The shorter wavelengths allow the photons to rapidly excite a target area, which leads to faster transfer of energy.
Take a 660 laser and a 405 @ ~300mW:
- The 405 will be able to impart it's energy into the target faster and burn it.
- The 660 will still be able to burn the target but will take a longer amount of time to do so.
True, blue photons do carry more energy, but that also means it's harder to produce them. 200mW is 200mW, be it blue, green, red or microwave. The power is the same. Count of the photons to get that power is not the same.
So simply do not compare colors of lasers, just compare their power. Then the more powerful is well .. more powerful.
"She said that green lasers were more powerful than red, and purple were (more) powerful than green."
I think that the original statement isn't defined properly.
Get a different or better definition for her use of "powerful".
My biggest problem with teachers way back when going to school had to do with the single mindedness of some. They only think of things in their own way and do not allow for possible misinterpretation by others.
I have been told that I am a great teacher as I can always state a point or thought in many different ways allowing for everyone to understand. (I find it to be a good mental exercise personally.
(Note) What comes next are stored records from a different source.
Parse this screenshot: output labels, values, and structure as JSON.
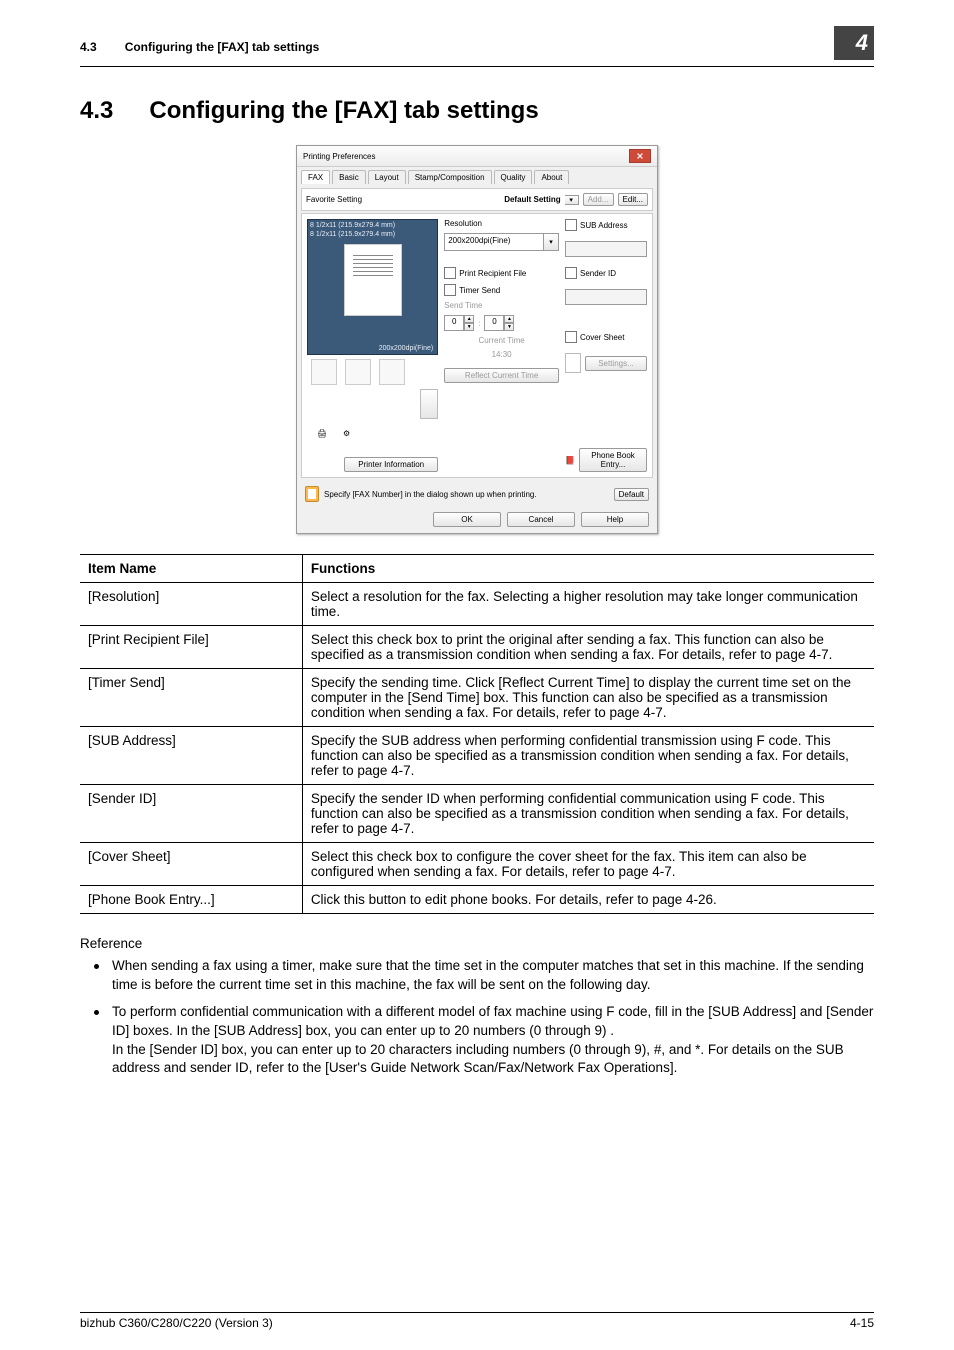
{
  "header": {
    "section_num": "4.3",
    "section_title_header": "Configuring the [FAX] tab settings",
    "chapter_number": "4"
  },
  "heading": {
    "num": "4.3",
    "title": "Configuring the [FAX] tab settings"
  },
  "dialog": {
    "title": "Printing Preferences",
    "tabs": [
      "FAX",
      "Basic",
      "Layout",
      "Stamp/Composition",
      "Quality",
      "About"
    ],
    "favorite_label": "Favorite Setting",
    "default_setting": "Default Setting",
    "add_btn": "Add...",
    "edit_btn": "Edit...",
    "paper_size_line1": "8 1/2x11 (215.9x279.4 mm)",
    "paper_size_line2": "8 1/2x11 (215.9x279.4 mm)",
    "preview_mode": "200x200dpi(Fine)",
    "resolution_label": "Resolution",
    "resolution_value": "200x200dpi(Fine)",
    "print_recipient": "Print Recipient File",
    "timer_send": "Timer Send",
    "send_time": "Send Time",
    "spin_hh": "0",
    "spin_mm": "0",
    "current_time_label": "Current Time",
    "current_time_value": "14:30",
    "reflect_btn": "Reflect Current Time",
    "sub_address": "SUB Address",
    "sender_id": "Sender ID",
    "cover_sheet": "Cover Sheet",
    "settings_btn": "Settings...",
    "phone_book_btn": "Phone Book Entry...",
    "printer_info_btn": "Printer Information",
    "note_text": "Specify [FAX Number] in the dialog shown up when printing.",
    "default_btn": "Default",
    "ok_btn": "OK",
    "cancel_btn": "Cancel",
    "help_btn": "Help"
  },
  "table": {
    "header": {
      "col1": "Item Name",
      "col2": "Functions"
    },
    "rows": [
      {
        "name": "[Resolution]",
        "func": "Select a resolution for the fax. Selecting a higher resolution may take longer communication time."
      },
      {
        "name": "[Print Recipient File]",
        "func": "Select this check box to print the original after sending a fax. This function can also be specified as a transmission condition when sending a fax. For details, refer to page 4-7."
      },
      {
        "name": "[Timer Send]",
        "func": "Specify the sending time. Click [Reflect Current Time] to display the current time set on the computer in the [Send Time] box. This function can also be specified as a transmission condition when sending a fax. For details, refer to page 4-7."
      },
      {
        "name": "[SUB Address]",
        "func": "Specify the SUB address when performing confidential transmission using F code. This function can also be specified as a transmission condition when sending a fax. For details, refer to page 4-7."
      },
      {
        "name": "[Sender ID]",
        "func": "Specify the sender ID when performing confidential communication using F code. This function can also be specified as a transmission condition when sending a fax. For details, refer to page 4-7."
      },
      {
        "name": "[Cover Sheet]",
        "func": "Select this check box to configure the cover sheet for the fax. This item can also be configured when sending a fax. For details, refer to page 4-7."
      },
      {
        "name": "[Phone Book Entry...]",
        "func": "Click this button to edit phone books. For details, refer to page 4-26."
      }
    ]
  },
  "reference": {
    "title": "Reference",
    "items": [
      "When sending a fax using a timer, make sure that the time set in the computer matches that set in this machine. If the sending time is before the current time set in this machine, the fax will be sent on the following day.",
      "To perform confidential communication with a different model of fax machine using F code, fill in the [SUB Address] and [Sender ID] boxes. In the [SUB Address] box, you can enter up to 20 numbers (0 through 9) .\nIn the [Sender ID] box, you can enter up to 20 characters including numbers (0 through 9), #, and *. For details on the SUB address and sender ID, refer to the [User's Guide Network Scan/Fax/Network Fax Operations]."
    ]
  },
  "footer": {
    "left": "bizhub C360/C280/C220 (Version 3)",
    "right": "4-15"
  }
}
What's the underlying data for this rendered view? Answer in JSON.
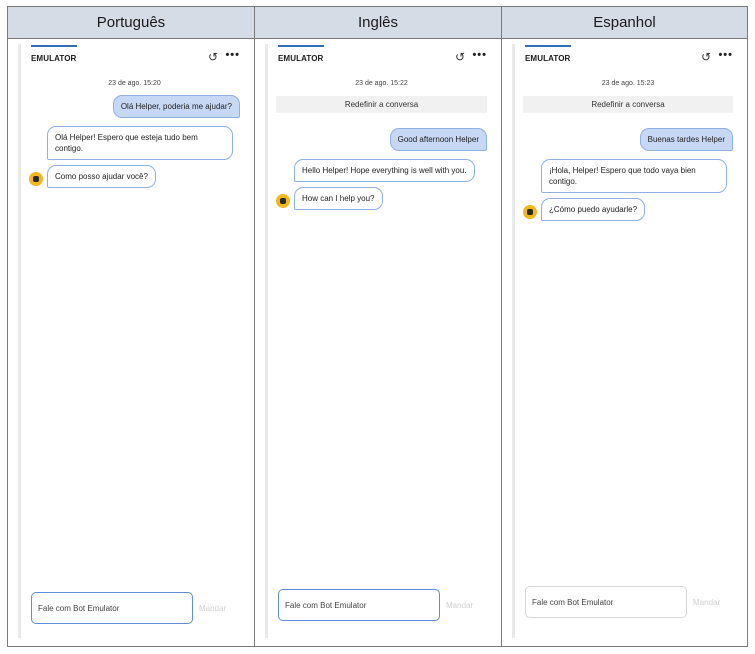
{
  "headers": [
    "Português",
    "Inglês",
    "Espanhol"
  ],
  "panels": [
    {
      "title": "EMULATOR",
      "timestamp": "23 de ago. 15:20",
      "reset_label": "",
      "user_message": "Olá Helper, poderia me ajudar?",
      "bot_messages": [
        "Olá Helper! Espero que esteja tudo bem contigo.",
        "Como posso ajudar você?"
      ],
      "input_placeholder": "Fale com Bot Emulator",
      "send_label": "Mandar"
    },
    {
      "title": "EMULATOR",
      "timestamp": "23 de ago. 15:22",
      "reset_label": "Redefinir a conversa",
      "user_message": "Good afternoon Helper",
      "bot_messages": [
        "Hello Helper! Hope everything is well with you.",
        "How can I help you?"
      ],
      "input_placeholder": "Fale com Bot Emulator",
      "send_label": "Mandar"
    },
    {
      "title": "EMULATOR",
      "timestamp": "23 de ago. 15:23",
      "reset_label": "Redefinir a conversa",
      "user_message": "Buenas tardes Helper",
      "bot_messages": [
        "¡Hola, Helper! Espero que todo vaya bien contigo.",
        "¿Cómo puedo ayudarle?"
      ],
      "input_placeholder": "Fale com Bot Emulator",
      "send_label": "Mandar"
    }
  ],
  "icons": {
    "restart": "restart-icon",
    "more": "more-options-icon",
    "avatar": "bot-avatar-icon"
  },
  "colors": {
    "header_bg": "#d6dce5",
    "user_bubble": "#c7d8f5",
    "bubble_border": "#8fb0e0",
    "accent": "#2f6fb5",
    "avatar": "#f2b61f"
  }
}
Keeps your thought processes limber, so to speak.)
The electrical definition of power is actually quite limited. 500 mw is 500 mw no matter what wavelength.
However, as explained previously here, the energy state of the photons of different wavelengths will differ greatly.
So depending on how the original term "power" was being intended is the real question.
Or was that a paraphrase of a discussion with the wrong terminology being posted by you ?